Every entry should be given again exactly, with nothing dropped.

[Entries from a dataset of interfaces]
▬▬▬▬▬▬▬▬▬▬

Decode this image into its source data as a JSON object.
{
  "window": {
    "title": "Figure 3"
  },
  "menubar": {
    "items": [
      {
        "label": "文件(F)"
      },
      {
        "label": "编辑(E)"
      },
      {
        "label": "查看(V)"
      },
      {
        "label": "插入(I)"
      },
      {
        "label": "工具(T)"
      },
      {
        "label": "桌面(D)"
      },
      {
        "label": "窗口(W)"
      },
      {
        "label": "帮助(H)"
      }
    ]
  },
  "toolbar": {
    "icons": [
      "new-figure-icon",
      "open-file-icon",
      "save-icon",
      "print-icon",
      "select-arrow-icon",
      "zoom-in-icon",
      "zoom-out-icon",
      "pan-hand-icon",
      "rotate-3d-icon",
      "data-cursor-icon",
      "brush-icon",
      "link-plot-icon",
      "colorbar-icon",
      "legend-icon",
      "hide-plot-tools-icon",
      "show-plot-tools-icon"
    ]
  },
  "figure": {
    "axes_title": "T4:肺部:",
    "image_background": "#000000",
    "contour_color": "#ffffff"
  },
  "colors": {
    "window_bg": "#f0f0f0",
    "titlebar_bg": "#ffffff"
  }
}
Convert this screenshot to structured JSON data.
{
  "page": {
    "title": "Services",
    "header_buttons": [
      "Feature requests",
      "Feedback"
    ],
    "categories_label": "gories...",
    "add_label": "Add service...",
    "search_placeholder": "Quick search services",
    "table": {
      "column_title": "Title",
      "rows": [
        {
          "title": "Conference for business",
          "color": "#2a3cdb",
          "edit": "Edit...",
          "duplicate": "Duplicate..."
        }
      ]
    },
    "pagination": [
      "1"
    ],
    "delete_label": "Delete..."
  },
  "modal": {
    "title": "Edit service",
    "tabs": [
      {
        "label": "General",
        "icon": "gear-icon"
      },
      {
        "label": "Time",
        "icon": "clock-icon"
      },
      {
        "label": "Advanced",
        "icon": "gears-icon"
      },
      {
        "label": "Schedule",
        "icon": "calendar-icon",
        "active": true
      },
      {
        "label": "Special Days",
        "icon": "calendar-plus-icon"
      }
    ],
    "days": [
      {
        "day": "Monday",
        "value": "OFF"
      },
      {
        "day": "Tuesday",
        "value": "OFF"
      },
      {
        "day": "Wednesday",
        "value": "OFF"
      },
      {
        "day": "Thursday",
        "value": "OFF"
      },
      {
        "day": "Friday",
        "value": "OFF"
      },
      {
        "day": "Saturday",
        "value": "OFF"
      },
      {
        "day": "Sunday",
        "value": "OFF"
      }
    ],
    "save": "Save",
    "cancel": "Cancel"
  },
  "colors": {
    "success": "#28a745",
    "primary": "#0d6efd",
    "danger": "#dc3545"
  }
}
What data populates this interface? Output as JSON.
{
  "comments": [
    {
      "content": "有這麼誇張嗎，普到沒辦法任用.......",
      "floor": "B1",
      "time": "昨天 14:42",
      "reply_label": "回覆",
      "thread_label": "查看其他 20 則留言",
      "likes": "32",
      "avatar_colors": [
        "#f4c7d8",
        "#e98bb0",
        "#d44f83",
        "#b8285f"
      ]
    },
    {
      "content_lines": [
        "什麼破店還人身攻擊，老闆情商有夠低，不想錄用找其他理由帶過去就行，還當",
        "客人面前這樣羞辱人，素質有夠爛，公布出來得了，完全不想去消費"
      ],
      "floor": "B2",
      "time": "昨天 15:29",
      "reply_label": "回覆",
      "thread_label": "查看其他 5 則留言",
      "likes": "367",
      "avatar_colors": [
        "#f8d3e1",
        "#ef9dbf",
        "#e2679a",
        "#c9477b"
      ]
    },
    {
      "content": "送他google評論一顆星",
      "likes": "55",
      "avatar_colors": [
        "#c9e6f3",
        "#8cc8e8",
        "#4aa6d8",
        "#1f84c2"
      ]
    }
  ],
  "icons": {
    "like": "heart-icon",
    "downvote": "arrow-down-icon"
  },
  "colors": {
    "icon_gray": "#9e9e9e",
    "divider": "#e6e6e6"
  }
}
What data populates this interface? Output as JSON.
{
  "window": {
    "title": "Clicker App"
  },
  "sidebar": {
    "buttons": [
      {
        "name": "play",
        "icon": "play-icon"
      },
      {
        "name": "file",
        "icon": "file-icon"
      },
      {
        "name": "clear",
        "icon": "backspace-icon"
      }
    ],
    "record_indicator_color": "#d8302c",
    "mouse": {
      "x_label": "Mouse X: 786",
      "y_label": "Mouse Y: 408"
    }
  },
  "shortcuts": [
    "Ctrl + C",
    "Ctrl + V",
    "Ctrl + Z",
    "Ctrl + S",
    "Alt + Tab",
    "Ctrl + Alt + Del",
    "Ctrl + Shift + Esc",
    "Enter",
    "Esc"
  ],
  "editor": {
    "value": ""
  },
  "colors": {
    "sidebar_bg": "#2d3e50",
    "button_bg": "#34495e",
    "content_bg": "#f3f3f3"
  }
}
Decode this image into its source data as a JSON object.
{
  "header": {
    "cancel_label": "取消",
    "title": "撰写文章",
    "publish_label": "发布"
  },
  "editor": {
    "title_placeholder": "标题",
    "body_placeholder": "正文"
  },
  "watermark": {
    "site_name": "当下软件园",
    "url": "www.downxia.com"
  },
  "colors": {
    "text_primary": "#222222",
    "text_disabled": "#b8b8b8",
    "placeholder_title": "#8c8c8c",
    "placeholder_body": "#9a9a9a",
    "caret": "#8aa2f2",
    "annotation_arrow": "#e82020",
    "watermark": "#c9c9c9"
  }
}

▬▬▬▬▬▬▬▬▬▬

» Response area
Decode this image into its source data as a JSON object.
{
  "window": {
    "title": "Figure 3"
  },
  "menubar": {
    "items": [
      {
        "label": "文件(F)"
      },
      {
        "label": "编辑(E)"
      },
      {
        "label": "查看(V)"
      },
      {
        "label": "插入(I)"
      },
      {
        "label": "工具(T)"
      },
      {
        "label": "桌面(D)"
      },
      {
        "label": "窗口(W)"
      },
      {
        "label": "帮助(H)"
      }
    ]
  },
  "toolbar": {
    "icons": [
      "new-figure-icon",
      "open-file-icon",
      "save-icon",
      "print-icon",
      "select-arrow-icon",
      "zoom-in-icon",
      "zoom-out-icon",
      "pan-hand-icon",
      "rotate-3d-icon",
      "data-cursor-icon",
      "brush-icon",
      "link-plot-icon",
      "colorbar-icon",
      "legend-icon",
      "hide-plot-tools-icon",
      "show-plot-tools-icon"
    ]
  },
  "figure": {
    "axes_title": "T4:肺部:",
    "image_background": "#000000",
    "contour_color": "#ffffff"
  },
  "colors": {
    "window_bg": "#f0f0f0",
    "titlebar_bg": "#ffffff"
  }
}
Convert this screenshot to structured JSON data.
{
  "page": {
    "title": "Services",
    "header_buttons": [
      "Feature requests",
      "Feedback"
    ],
    "categories_label": "gories...",
    "add_label": "Add service...",
    "search_placeholder": "Quick search services",
    "table": {
      "column_title": "Title",
      "rows": [
        {
          "title": "Conference for business",
          "color": "#2a3cdb",
          "edit": "Edit...",
          "duplicate": "Duplicate..."
        }
      ]
    },
    "pagination": [
      "1"
    ],
    "delete_label": "Delete..."
  },
  "modal": {
    "title": "Edit service",
    "tabs": [
      {
        "label": "General",
        "icon": "gear-icon"
      },
      {
        "label": "Time",
        "icon": "clock-icon"
      },
      {
        "label": "Advanced",
        "icon": "gears-icon"
      },
      {
        "label": "Schedule",
        "icon": "calendar-icon",
        "active": true
      },
      {
        "label": "Special Days",
        "icon": "calendar-plus-icon"
      }
    ],
    "days": [
      {
        "day": "Monday",
        "value": "OFF"
      },
      {
        "day": "Tuesday",
        "value": "OFF"
      },
      {
        "day": "Wednesday",
        "value": "OFF"
      },
      {
        "day": "Thursday",
        "value": "OFF"
      },
      {
        "day": "Friday",
        "value": "OFF"
      },
      {
        "day": "Saturday",
        "value": "OFF"
      },
      {
        "day": "Sunday",
        "value": "OFF"
      }
    ],
    "save": "Save",
    "cancel": "Cancel"
  },
  "colors": {
    "success": "#28a745",
    "primary": "#0d6efd",
    "danger": "#dc3545"
  }
}
What data populates this interface? Output as JSON.
{
  "comments": [
    {
      "content": "有這麼誇張嗎，普到沒辦法任用.......",
      "floor": "B1",
      "time": "昨天 14:42",
      "reply_label": "回覆",
      "thread_label": "查看其他 20 則留言",
      "likes": "32",
      "avatar_colors": [
        "#f4c7d8",
        "#e98bb0",
        "#d44f83",
        "#b8285f"
      ]
    },
    {
      "content_lines": [
        "什麼破店還人身攻擊，老闆情商有夠低，不想錄用找其他理由帶過去就行，還當",
        "客人面前這樣羞辱人，素質有夠爛，公布出來得了，完全不想去消費"
      ],
      "floor": "B2",
      "time": "昨天 15:29",
      "reply_label": "回覆",
      "thread_label": "查看其他 5 則留言",
      "likes": "367",
      "avatar_colors": [
        "#f8d3e1",
        "#ef9dbf",
        "#e2679a",
        "#c9477b"
      ]
    },
    {
      "content": "送他google評論一顆星",
      "likes": "55",
      "avatar_colors": [
        "#c9e6f3",
        "#8cc8e8",
        "#4aa6d8",
        "#1f84c2"
      ]
    }
  ],
  "icons": {
    "like": "heart-icon",
    "downvote": "arrow-down-icon"
  },
  "colors": {
    "icon_gray": "#9e9e9e",
    "divider": "#e6e6e6"
  }
}
What data populates this interface? Output as JSON.
{
  "window": {
    "title": "Clicker App"
  },
  "sidebar": {
    "buttons": [
      {
        "name": "play",
        "icon": "play-icon"
      },
      {
        "name": "file",
        "icon": "file-icon"
      },
      {
        "name": "clear",
        "icon": "backspace-icon"
      }
    ],
    "record_indicator_color": "#d8302c",
    "mouse": {
      "x_label": "Mouse X: 786",
      "y_label": "Mouse Y: 408"
    }
  },
  "shortcuts": [
    "Ctrl + C",
    "Ctrl + V",
    "Ctrl + Z",
    "Ctrl + S",
    "Alt + Tab",
    "Ctrl + Alt + Del",
    "Ctrl + Shift + Esc",
    "Enter",
    "Esc"
  ],
  "editor": {
    "value": ""
  },
  "colors": {
    "sidebar_bg": "#2d3e50",
    "button_bg": "#34495e",
    "content_bg": "#f3f3f3"
  }
}
Decode this image into its source data as a JSON object.
{
  "header": {
    "cancel_label": "取消",
    "title": "撰写文章",
    "publish_label": "发布"
  },
  "editor": {
    "title_placeholder": "标题",
    "body_placeholder": "正文"
  },
  "watermark": {
    "site_name": "当下软件园",
    "url": "www.downxia.com"
  },
  "colors": {
    "text_primary": "#222222",
    "text_disabled": "#b8b8b8",
    "placeholder_title": "#8c8c8c",
    "placeholder_body": "#9a9a9a",
    "caret": "#8aa2f2",
    "annotation_arrow": "#e82020",
    "watermark": "#c9c9c9"
  }
}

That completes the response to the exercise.